These properties were developed primarily to enable secure mobile payments and it is for this reason NFC is limited to singular and close proximity interactions. An important by-product is that NFC is now available in the majority of mobile phones and this is perhaps the most important difference between NFC and RFID.

NFC-enabled phones offer both businesses and day-to-day users slick and intuitive communication between mobile phones and between a mobile phone and an NFC tag. Examples include file sharing via Android Beam, instant connection setups between electronic devices and the ability to link everyday objects such as posters to online content. For more great NFC ideas – click here.

Operating Frequency
13.56 MHz
13.56 MHz
One way
Two way
ISO 14443, 15693, 18000
ISO 14443
Scan Distance
Up to 1 m
Up to 10 cm
Scan Tags Simultaneously


By , September 3, 2014 12:21 PM


to connect to the serial port use putty
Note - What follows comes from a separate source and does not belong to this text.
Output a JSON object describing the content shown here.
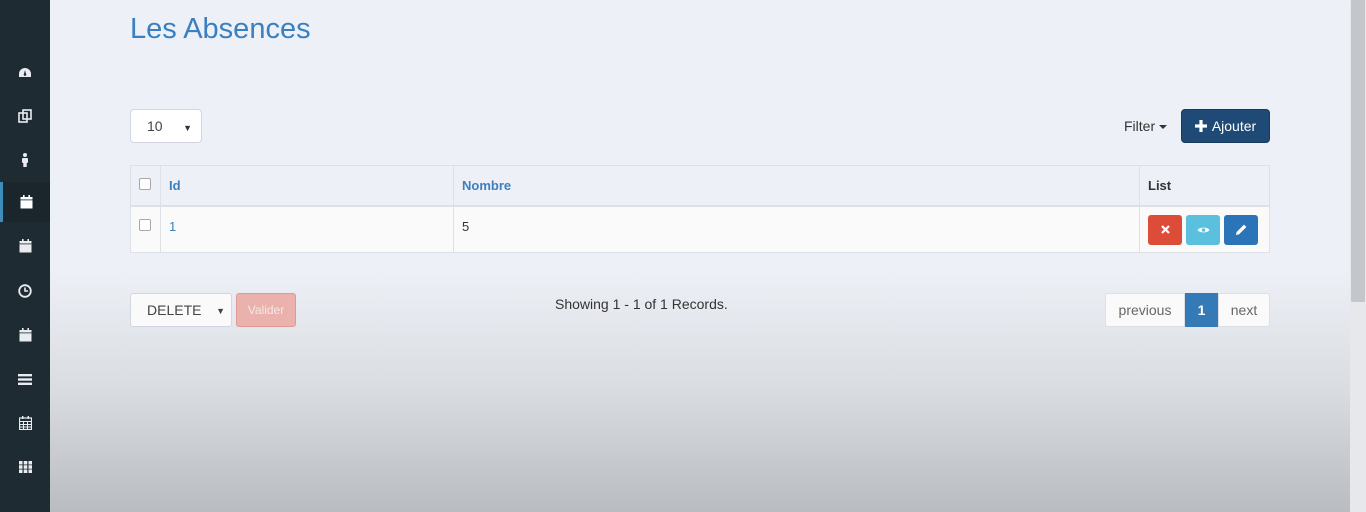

select the COM port and settings can be

When the port is selected click Ok, to get to the Port configuration form

On this form specify the port settings.
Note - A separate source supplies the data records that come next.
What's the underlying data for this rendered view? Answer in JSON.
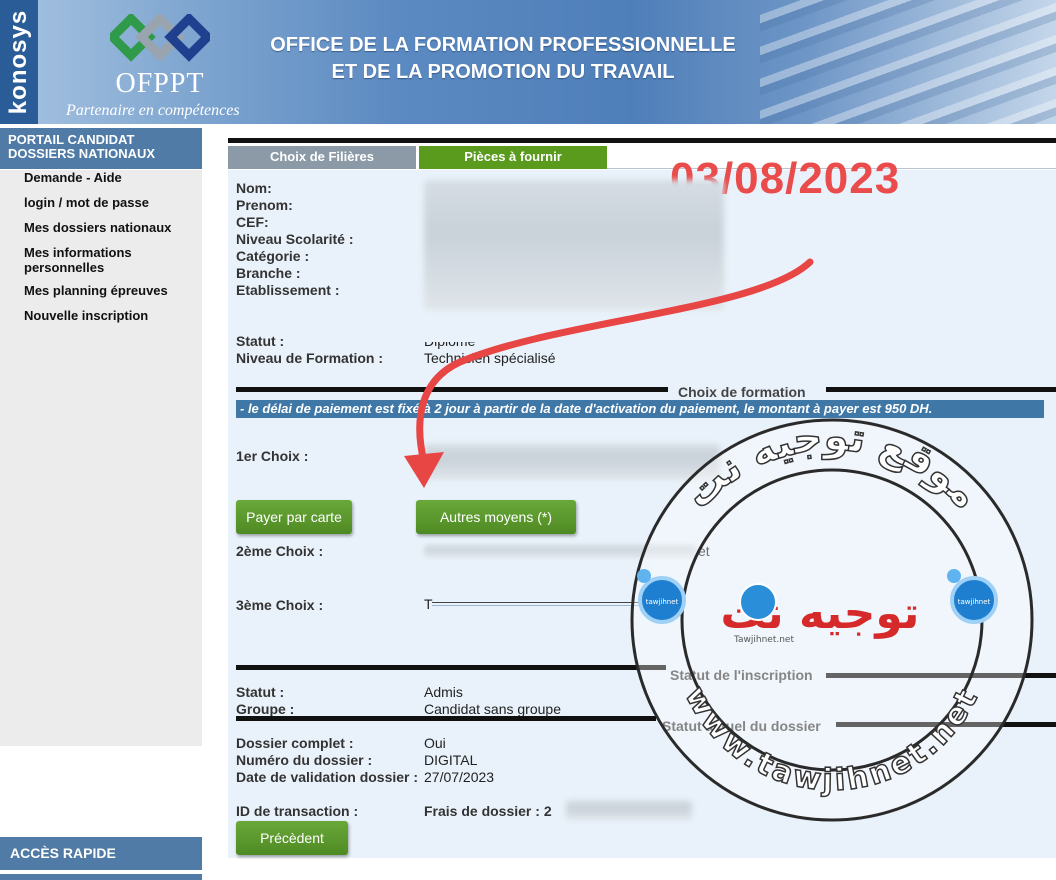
{
  "banner": {
    "brand_vertical": "konosys",
    "logo_name": "OFPPT",
    "logo_tagline": "Partenaire en compétences",
    "title_line1": "OFFICE DE LA FORMATION PROFESSIONNELLE",
    "title_line2": "ET DE LA PROMOTION DU TRAVAIL"
  },
  "sidebar": {
    "header": "PORTAIL CANDIDAT DOSSIERS NATIONAUX",
    "items": [
      {
        "label": "Demande - Aide"
      },
      {
        "label": "login / mot de passe"
      },
      {
        "label": "Mes dossiers nationaux"
      },
      {
        "label": "Mes informations personnelles"
      },
      {
        "label": "Mes planning épreuves"
      },
      {
        "label": "Nouvelle inscription"
      }
    ],
    "quick_access": "ACCÈS RAPIDE"
  },
  "tabs": [
    {
      "label": "Choix de Filières",
      "active": false
    },
    {
      "label": "Pièces à fournir",
      "active": true
    }
  ],
  "date_stamp": "03/08/2023",
  "profile": {
    "fields": [
      {
        "label": "Nom:"
      },
      {
        "label": "Prenom:"
      },
      {
        "label": "CEF:"
      },
      {
        "label": "Niveau Scolarité :"
      },
      {
        "label": "Catégorie :"
      },
      {
        "label": "Branche :"
      },
      {
        "label": "Etablissement :"
      }
    ],
    "statut_label": "Statut :",
    "statut_value": "Diplomé",
    "niveau_label": "Niveau de Formation :",
    "niveau_value": "Technicien spécialisé"
  },
  "formation": {
    "section_title": "Choix de formation",
    "notice": "- le délai de paiement est fixé à 2 jour à partir de la date d'activation du paiement, le montant à payer est 950 DH.",
    "choice1_label": "1er Choix :",
    "pay_card_button": "Payer par carte",
    "other_means_button": "Autres moyens (*)",
    "choice2_label": "2ème Choix :",
    "choice2_value": "et",
    "choice3_label": "3ème Choix :",
    "choice3_value": "T"
  },
  "inscription": {
    "section_title": "Statut de l'inscription",
    "statut_label": "Statut :",
    "statut_value": "Admis",
    "groupe_label": "Groupe :",
    "groupe_value": "Candidat sans groupe"
  },
  "dossier": {
    "section_title": "Statut actuel du dossier",
    "complet_label": "Dossier complet :",
    "complet_value": "Oui",
    "numero_label": "Numéro du dossier :",
    "numero_value": "DIGITAL",
    "validation_label": "Date de validation dossier :",
    "validation_value": "27/07/2023",
    "transaction_label": "ID de transaction :",
    "frais_label": "Frais de dossier : 2",
    "prev_button": "Précèdent"
  },
  "watermark": {
    "arabic_top": "موقع توجيه نت",
    "latin_ring": "www.tawjihnet.net",
    "center_text": "توجيه نت",
    "badge_text": "tawjihnet",
    "center_small": "Tawjihnet.net"
  },
  "colors": {
    "banner_blue": "#4f7fb9",
    "sidebar_blue": "#4f7ba6",
    "tab_active_green": "#5a9a1c",
    "tab_inactive_gray": "#8b9aa6",
    "button_green": "#5a9a2a",
    "notice_blue": "#3f77a6",
    "date_red": "#ea4b4b",
    "panel_bg": "#e9f2fa"
  }
}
The most common port speeds for GSM phones and modems are 9600, 19200, 57600 and 115200.

The Data bits should be set to 8. The Parity to none the Stop bits to 1 and the flow control should be hardware.

Set the appropriate serial port (usually COM1)
Baud rate (speed) = 9600
Data bits = 8
Stop bits = 1
Parity = N
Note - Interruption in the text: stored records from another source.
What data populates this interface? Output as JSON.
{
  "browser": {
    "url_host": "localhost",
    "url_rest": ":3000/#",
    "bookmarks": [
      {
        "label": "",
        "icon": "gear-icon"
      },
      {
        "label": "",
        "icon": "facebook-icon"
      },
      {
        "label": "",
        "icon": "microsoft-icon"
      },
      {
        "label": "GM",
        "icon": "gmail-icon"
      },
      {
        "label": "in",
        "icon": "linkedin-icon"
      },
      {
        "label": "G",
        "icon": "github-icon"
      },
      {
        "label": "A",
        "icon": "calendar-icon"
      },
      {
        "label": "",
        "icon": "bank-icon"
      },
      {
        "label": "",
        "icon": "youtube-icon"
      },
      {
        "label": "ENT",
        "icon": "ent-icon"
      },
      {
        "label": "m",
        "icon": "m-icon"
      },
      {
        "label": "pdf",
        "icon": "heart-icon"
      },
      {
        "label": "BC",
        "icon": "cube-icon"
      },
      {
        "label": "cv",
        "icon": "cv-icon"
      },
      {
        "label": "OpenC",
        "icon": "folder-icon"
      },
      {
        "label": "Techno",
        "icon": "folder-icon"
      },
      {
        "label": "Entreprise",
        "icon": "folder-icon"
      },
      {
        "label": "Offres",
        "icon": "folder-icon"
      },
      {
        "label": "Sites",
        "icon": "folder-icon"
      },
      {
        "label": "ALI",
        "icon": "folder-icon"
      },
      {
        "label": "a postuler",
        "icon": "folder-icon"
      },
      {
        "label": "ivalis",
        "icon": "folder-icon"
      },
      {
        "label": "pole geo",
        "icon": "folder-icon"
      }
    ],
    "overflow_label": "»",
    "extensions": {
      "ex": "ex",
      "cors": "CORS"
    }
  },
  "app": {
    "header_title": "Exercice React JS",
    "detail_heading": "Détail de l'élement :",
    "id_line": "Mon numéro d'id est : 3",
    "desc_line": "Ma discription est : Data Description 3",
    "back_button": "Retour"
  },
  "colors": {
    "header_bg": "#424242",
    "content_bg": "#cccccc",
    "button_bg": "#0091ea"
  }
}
Will give you a response OK if you are connected

I can check in PuTTY GSM modem information using commands:
Manufacturer: AT+CGMI -> “WAYECOM MODULE”
Model: AT+CGMM -> “MULTIBAND G850/900E/1800/1900MHz”
Revision: AT+CGMR -> “652B09gg.Q2406B 1961548 103107 17:50”

VMware Vcenter corruption

By , March 3, 2014 4:27 PM

mount -n -o remount,rw /

e2fsck -f /dev/sda3


By , February 10, 2014 1:50 PM

0 VMN A0
1 VMN A1
6 VMN B0
7 VMN B1

Duplicate Outlook 2013 Calendars and how to remove them

By , January 30, 2014 6:23 PM

Can you restore the .pst? It needs unloading from outlook before just deleting it.

If not:

You can solve the errors rather easily – just remove the data links in ‘Control Panel’/’Mail’/[Data Files]. Don’t do this yet.

See if you have options to remove the calendars there (probably not – now would be a good time to backup/export the working PST+calendar) and do so.

If you can still expand the contents of the deleted .pst in the Navigation pane then goto the folder view and right click and delete the offending calendar. More than likely you won’t have this option so just remove the data files from the Account window (as mentioned above).

If the calendars are still showing, do you have the option of unselecting them from the Calendar window?

Thomas Challenger Thomas Challenger